Author(s)Lee Gatiss
Date 14 March 2016

One of John Newton’s greatest hymns, alongside Amazing Grace, is Glorious Things of Thee Are Spoken. At the very end of the hymn, he has these powerful lines:

Fading are the worldlings’ pleasures,
All their boasted pomp and show;
Solid joys and lasting treasures
None but Zion’s children know.

The fact that some people’s lives are too intimately caught up in the fading joy and pleasure of this life, only makes them fear the one thing that can deprive them of all their happiness: death. Yet the Christian, a citizen of heaven and child of God, has something far greater and more real to enjoy: eternal life.

The Church of England’s official sermons, the Homilies, have something to say on this subject. Here’s how their “exhortation against the fear of Death” begins:

It is not to be marvelled at, that worldly people are afraid to die. For death deprives them of all worldly honours, riches, and possessions, and the worldly person counts themselves happy in the fruit of these things, so long as they may enjoy them at their own pleasure. On the other hand, if they are dispossessed of such things without hope of recovery then they cannot but think of themselves as unhappy, because they have lost their worldly joy and pleasure.
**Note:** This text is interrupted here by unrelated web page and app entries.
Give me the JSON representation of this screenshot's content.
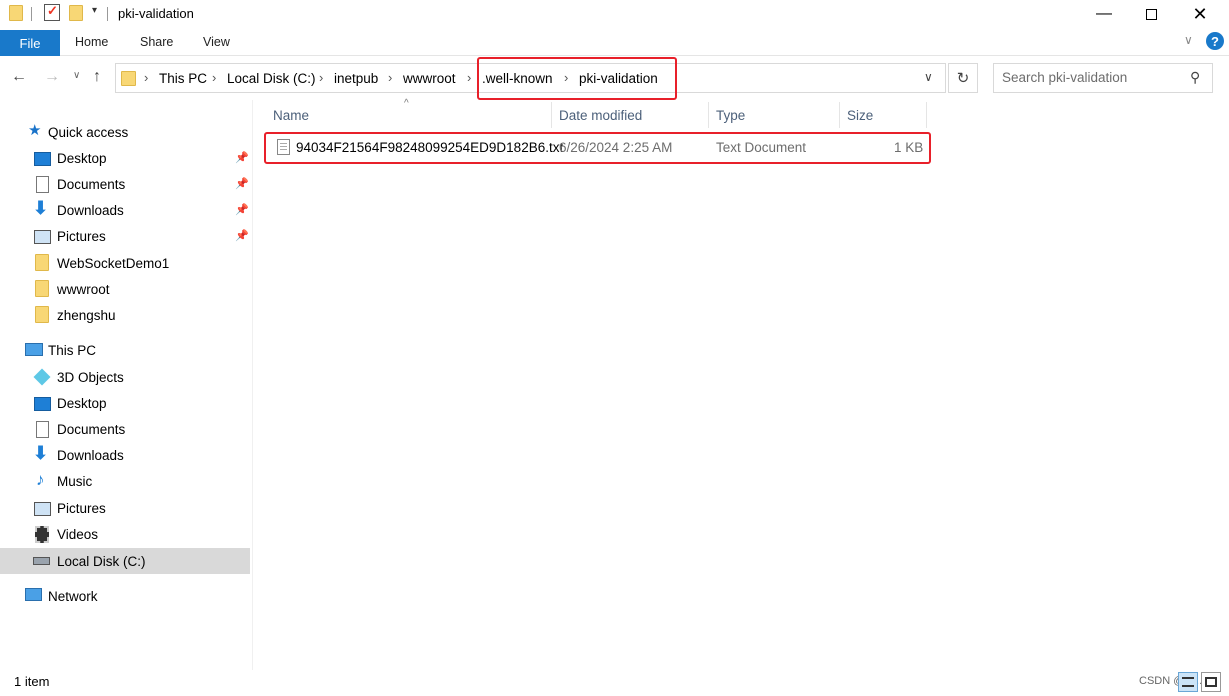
{
  "window": {
    "title": "pki-validation",
    "controls": [
      "minimize-icon",
      "maximize-icon",
      "close-icon"
    ]
  },
  "ribbon": {
    "tabs": [
      "File",
      "Home",
      "Share",
      "View"
    ]
  },
  "address": {
    "crumbs": [
      "This PC",
      "Local Disk (C:)",
      "inetpub",
      "wwwroot",
      ".well-known",
      "pki-validation"
    ]
  },
  "search": {
    "placeholder": "Search pki-validation"
  },
  "sidebar": {
    "quick_access": "Quick access",
    "quick_items": [
      {
        "label": "Desktop",
        "icon": "desktop-icon",
        "pinned": true
      },
      {
        "label": "Documents",
        "icon": "documents-icon",
        "pinned": true
      },
      {
        "label": "Downloads",
        "icon": "downloads-icon",
        "pinned": true
      },
      {
        "label": "Pictures",
        "icon": "pictures-icon",
        "pinned": true
      },
      {
        "label": "WebSocketDemo1",
        "icon": "folder-icon",
        "pinned": false
      },
      {
        "label": "wwwroot",
        "icon": "folder-icon",
        "pinned": false
      },
      {
        "label": "zhengshu",
        "icon": "folder-icon",
        "pinned": false
      }
    ],
    "this_pc": "This PC",
    "pc_items": [
      {
        "label": "3D Objects",
        "icon": "3d-objects-icon"
      },
      {
        "label": "Desktop",
        "icon": "desktop-icon"
      },
      {
        "label": "Documents",
        "icon": "documents-icon"
      },
      {
        "label": "Downloads",
        "icon": "downloads-icon"
      },
      {
        "label": "Music",
        "icon": "music-icon"
      },
      {
        "label": "Pictures",
        "icon": "pictures-icon"
      },
      {
        "label": "Videos",
        "icon": "videos-icon"
      },
      {
        "label": "Local Disk (C:)",
        "icon": "drive-icon",
        "selected": true
      }
    ],
    "network": "Network"
  },
  "files": {
    "columns": [
      "Name",
      "Date modified",
      "Type",
      "Size"
    ],
    "rows": [
      {
        "name": "94034F21564F98248099254ED9D182B6.txt",
        "date": "6/26/2024 2:25 AM",
        "type": "Text Document",
        "size": "1 KB"
      }
    ]
  },
  "status": {
    "count": "1 item",
    "watermark": "CSDN @di..."
  },
  "colors": {
    "accent": "#1979ca",
    "highlight": "#e8202a",
    "selected": "#d9d9d9"
  }
}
“Alas!” thinks this carnal person, “shall I now depart for ever, from all my honours, all my treasures, from my country, friends, riches, possessions, and worldly pleasures, which are my joy and heart’s delight? Alas that ever that day shall come when I must bid farewell to all of these at once, and never enjoy any of them again.” Wherefore, it is not without great cause spoken by the wise man: “O death, how bitter is the reminder of you to one who lives at peace among his possessions, to a man without distractions, who is prosperous in everything, and who still has the vigour to enjoy his food!” (Ecclesiasticus 41:1-2 RSV).